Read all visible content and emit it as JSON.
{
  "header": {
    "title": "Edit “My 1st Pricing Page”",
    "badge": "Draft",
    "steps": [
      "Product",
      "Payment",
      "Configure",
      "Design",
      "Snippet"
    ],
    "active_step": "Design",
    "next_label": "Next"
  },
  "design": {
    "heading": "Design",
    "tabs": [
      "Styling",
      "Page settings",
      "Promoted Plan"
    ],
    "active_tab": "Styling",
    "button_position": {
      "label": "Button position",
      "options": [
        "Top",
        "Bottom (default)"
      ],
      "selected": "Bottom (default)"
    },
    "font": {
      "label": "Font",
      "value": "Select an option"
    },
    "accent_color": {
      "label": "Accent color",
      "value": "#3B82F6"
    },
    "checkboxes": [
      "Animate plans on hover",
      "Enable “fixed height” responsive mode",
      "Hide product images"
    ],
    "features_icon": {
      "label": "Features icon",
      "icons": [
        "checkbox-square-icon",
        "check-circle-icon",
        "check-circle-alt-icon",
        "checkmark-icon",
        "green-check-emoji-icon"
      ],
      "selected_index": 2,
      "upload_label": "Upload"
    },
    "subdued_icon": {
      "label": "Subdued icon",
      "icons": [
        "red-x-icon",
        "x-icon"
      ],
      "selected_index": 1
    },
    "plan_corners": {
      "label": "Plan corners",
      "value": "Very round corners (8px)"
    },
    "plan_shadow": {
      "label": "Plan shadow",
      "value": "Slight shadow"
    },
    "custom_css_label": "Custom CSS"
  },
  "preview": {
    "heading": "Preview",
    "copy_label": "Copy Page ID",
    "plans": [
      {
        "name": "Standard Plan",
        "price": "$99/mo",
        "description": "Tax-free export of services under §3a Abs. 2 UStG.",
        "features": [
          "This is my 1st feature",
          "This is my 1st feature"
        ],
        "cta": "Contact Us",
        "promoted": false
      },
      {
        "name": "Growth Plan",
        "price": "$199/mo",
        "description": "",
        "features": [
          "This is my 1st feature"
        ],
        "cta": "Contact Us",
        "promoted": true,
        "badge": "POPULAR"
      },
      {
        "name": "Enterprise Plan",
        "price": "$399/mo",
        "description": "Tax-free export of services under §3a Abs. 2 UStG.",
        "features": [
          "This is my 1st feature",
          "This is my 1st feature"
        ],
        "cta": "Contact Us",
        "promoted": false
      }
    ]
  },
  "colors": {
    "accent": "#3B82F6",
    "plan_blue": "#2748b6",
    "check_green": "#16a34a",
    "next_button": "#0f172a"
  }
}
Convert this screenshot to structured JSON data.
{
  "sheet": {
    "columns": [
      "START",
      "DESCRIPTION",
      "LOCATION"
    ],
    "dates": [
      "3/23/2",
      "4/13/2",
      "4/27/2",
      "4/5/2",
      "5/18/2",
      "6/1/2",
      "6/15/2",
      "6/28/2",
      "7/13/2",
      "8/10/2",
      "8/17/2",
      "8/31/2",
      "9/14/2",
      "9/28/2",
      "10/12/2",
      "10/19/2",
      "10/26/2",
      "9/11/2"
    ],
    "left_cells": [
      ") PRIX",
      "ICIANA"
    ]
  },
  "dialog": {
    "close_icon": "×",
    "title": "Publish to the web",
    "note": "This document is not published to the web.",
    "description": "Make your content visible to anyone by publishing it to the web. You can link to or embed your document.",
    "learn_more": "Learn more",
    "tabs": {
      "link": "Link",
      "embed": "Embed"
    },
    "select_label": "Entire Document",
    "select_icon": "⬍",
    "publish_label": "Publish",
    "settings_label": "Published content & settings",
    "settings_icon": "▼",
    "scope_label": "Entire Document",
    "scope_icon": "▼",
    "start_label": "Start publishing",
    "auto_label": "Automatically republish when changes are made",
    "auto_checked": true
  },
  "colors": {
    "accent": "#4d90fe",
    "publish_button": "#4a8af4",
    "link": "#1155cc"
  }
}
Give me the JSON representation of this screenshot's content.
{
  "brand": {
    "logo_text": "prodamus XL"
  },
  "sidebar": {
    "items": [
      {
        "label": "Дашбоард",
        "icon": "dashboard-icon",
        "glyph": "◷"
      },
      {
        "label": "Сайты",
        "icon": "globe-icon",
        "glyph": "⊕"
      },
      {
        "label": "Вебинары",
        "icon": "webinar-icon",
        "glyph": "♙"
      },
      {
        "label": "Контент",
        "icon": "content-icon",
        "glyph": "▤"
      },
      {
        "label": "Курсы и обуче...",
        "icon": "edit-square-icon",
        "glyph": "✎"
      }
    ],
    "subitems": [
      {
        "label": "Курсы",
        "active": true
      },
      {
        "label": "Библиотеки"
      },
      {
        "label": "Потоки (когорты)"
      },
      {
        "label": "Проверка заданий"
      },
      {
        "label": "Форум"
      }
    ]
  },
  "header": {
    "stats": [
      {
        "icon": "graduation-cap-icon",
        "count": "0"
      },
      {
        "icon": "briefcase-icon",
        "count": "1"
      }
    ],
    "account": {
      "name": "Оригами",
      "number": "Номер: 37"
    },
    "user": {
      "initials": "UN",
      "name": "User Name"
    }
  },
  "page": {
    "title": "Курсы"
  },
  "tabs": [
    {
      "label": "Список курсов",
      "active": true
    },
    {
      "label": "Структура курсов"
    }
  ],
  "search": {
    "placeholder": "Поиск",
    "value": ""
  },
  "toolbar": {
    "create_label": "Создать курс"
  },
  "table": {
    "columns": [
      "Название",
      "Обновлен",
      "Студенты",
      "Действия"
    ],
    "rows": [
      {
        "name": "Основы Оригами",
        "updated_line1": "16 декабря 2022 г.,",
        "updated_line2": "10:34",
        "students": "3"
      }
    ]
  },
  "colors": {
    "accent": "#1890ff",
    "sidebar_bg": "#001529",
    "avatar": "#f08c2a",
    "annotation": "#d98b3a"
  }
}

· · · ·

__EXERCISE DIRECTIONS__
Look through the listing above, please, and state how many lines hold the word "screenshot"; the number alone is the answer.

__FINISHED TASK__
2